» **Provided records**
* * * * * * * * *

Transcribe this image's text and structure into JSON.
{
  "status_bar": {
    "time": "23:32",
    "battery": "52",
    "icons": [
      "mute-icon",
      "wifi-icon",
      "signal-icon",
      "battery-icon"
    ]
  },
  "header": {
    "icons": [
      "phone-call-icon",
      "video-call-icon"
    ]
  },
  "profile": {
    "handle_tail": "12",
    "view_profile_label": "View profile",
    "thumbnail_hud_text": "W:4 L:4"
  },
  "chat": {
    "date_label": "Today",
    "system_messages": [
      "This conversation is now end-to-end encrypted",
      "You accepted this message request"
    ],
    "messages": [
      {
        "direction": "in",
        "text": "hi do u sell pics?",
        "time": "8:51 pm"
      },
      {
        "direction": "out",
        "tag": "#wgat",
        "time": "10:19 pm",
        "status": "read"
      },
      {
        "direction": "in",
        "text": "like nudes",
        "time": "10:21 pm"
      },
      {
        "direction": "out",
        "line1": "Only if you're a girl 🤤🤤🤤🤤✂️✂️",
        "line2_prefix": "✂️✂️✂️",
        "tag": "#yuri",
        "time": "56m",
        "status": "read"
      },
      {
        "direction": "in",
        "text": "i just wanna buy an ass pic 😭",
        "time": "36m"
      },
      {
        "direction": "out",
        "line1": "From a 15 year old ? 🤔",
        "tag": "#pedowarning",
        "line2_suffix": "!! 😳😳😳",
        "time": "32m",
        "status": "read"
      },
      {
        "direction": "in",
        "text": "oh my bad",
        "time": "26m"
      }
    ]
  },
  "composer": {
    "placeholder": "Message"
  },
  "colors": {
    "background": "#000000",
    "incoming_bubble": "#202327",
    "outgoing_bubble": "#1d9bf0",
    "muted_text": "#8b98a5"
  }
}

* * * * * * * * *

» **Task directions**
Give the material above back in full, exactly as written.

» **Your solution**
Transcribe this image's text and structure into JSON.
{
  "status_bar": {
    "time": "23:32",
    "battery": "52",
    "icons": [
      "mute-icon",
      "wifi-icon",
      "signal-icon",
      "battery-icon"
    ]
  },
  "header": {
    "icons": [
      "phone-call-icon",
      "video-call-icon"
    ]
  },
  "profile": {
    "handle_tail": "12",
    "view_profile_label": "View profile",
    "thumbnail_hud_text": "W:4 L:4"
  },
  "chat": {
    "date_label": "Today",
    "system_messages": [
      "This conversation is now end-to-end encrypted",
      "You accepted this message request"
    ],
    "messages": [
      {
        "direction": "in",
        "text": "hi do u sell pics?",
        "time": "8:51 pm"
      },
      {
        "direction": "out",
        "tag": "#wgat",
        "time": "10:19 pm",
        "status": "read"
      },
      {
        "direction": "in",
        "text": "like nudes",
        "time": "10:21 pm"
      },
      {
        "direction": "out",
        "line1": "Only if you're a girl 🤤🤤🤤🤤✂️✂️",
        "line2_prefix": "✂️✂️✂️",
        "tag": "#yuri",
        "time": "56m",
        "status": "read"
      },
      {
        "direction": "in",
        "text": "i just wanna buy an ass pic 😭",
        "time": "36m"
      },
      {
        "direction": "out",
        "line1": "From a 15 year old ? 🤔",
        "tag": "#pedowarning",
        "line2_suffix": "!! 😳😳😳",
        "time": "32m",
        "status": "read"
      },
      {
        "direction": "in",
        "text": "oh my bad",
        "time": "26m"
      }
    ]
  },
  "composer": {
    "placeholder": "Message"
  },
  "colors": {
    "background": "#000000",
    "incoming_bubble": "#202327",
    "outgoing_bubble": "#1d9bf0",
    "muted_text": "#8b98a5"
  }
}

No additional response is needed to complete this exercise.